Teams at or above .500 at this stage of the season still have something to play for, with the addition of the second wild-card team. That seems to have been the idea, after all.

In the National League, let’s just give the first wild card spot to either the Pirates or the Cardinals right now. A lead of five and a half games is not insurmountable, but the Pirates are for real this year. I’d love to see them catch the Cardinals before it’s all over, too. Three-and-a half games doesn’t seem like too much ground to make up, either.

The second half of the season has 75 games, or just under 50% of the remaining games. But unlike opening night in Wrigley Field, this time we know who the competition is. The Mets are a game behind the Cubs for the second wild card spot, and the Giants–that’s the defending champions who have won three rings already this decade–are just a game and a half behind.

Every game counts in the standings, and the time to make up ground diminishes every time the Cubs take the field. There’s only so many opportunities to nail down a playoff spot left.

The Cubs will lose some series the rest of the way this season, but they really can’t afford to. Atlanta has a pretty decent home record, but the Cubs don’t play a team with a record over .500 until they head to Pittsburgh in early August. The Cubs should make hay while the sun shines, or at least while so many weaker teams are on their schedule.

But they had to put Pedro Strop in at a critical point on Friday, didn’t they? Strop does what he does best, by giving the game away with a brutal eighth inning. So just like opening night, the Cubs put themselves behind the eight ball with a loss.

Pedro Strop needs to leave this team right away, because he can’t be trusted to pitch in pressure situations. Joe Maddon will keep trotting him out to the mound if he’s able to, so the front office needs to step in. They need to trade him, DFA him, or do whatever it takes to get him off the team. He’s a liability, pure and simple.

I believed, at the start of the year, that the Cubs were serious about winning this year. Right now I don’t believe it, though, because Strop is still on the roster. When he is safely out of the Cubs organization, that faith may return.
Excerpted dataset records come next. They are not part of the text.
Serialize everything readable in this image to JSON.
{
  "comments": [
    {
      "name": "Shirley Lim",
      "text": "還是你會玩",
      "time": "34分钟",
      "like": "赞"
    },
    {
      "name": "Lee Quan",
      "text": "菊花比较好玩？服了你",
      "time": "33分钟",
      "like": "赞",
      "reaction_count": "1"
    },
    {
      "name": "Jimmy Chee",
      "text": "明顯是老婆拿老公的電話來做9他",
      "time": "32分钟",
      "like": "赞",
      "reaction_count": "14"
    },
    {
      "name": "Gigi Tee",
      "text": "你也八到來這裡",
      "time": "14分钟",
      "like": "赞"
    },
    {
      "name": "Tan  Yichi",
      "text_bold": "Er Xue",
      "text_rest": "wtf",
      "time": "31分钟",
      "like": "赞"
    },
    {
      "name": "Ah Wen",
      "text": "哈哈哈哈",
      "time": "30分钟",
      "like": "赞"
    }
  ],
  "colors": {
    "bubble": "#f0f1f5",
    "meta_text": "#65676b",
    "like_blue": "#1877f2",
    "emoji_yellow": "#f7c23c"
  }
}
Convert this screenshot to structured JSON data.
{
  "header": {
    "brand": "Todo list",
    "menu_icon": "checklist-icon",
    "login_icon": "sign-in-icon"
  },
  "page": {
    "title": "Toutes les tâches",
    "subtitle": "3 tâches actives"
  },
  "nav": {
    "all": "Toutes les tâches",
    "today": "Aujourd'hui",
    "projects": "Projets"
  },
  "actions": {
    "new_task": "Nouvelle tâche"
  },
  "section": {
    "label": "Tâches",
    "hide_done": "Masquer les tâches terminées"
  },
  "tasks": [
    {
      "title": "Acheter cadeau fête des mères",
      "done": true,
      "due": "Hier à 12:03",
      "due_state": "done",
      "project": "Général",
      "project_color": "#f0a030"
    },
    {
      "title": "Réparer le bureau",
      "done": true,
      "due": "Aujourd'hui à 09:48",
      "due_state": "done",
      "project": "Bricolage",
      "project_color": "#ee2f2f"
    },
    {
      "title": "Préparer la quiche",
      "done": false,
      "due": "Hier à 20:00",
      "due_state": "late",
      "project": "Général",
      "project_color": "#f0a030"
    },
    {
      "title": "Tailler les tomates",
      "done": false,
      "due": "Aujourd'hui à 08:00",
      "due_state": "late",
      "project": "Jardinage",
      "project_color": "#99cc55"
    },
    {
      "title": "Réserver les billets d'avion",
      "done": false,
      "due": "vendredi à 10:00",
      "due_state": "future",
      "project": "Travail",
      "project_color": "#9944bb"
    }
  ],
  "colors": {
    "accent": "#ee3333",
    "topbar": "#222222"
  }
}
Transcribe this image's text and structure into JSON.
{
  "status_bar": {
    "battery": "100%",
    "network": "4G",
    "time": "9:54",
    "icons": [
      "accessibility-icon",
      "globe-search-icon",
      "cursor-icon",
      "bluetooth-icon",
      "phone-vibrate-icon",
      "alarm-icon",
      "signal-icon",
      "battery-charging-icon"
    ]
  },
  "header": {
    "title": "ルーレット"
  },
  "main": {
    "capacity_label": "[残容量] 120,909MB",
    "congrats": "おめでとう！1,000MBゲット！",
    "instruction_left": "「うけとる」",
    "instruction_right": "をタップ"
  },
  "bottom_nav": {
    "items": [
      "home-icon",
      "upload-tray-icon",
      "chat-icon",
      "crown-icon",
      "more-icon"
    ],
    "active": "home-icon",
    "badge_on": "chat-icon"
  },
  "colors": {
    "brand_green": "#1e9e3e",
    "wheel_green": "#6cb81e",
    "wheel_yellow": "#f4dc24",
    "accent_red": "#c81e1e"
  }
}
But for now, Strop will continue to let the Cubs down. What will be done about this? We’ll find out before too long, I suppose.

Photo: From Twitter / @cubs_fanly / CC BY 2.0 / Alteration: Cropped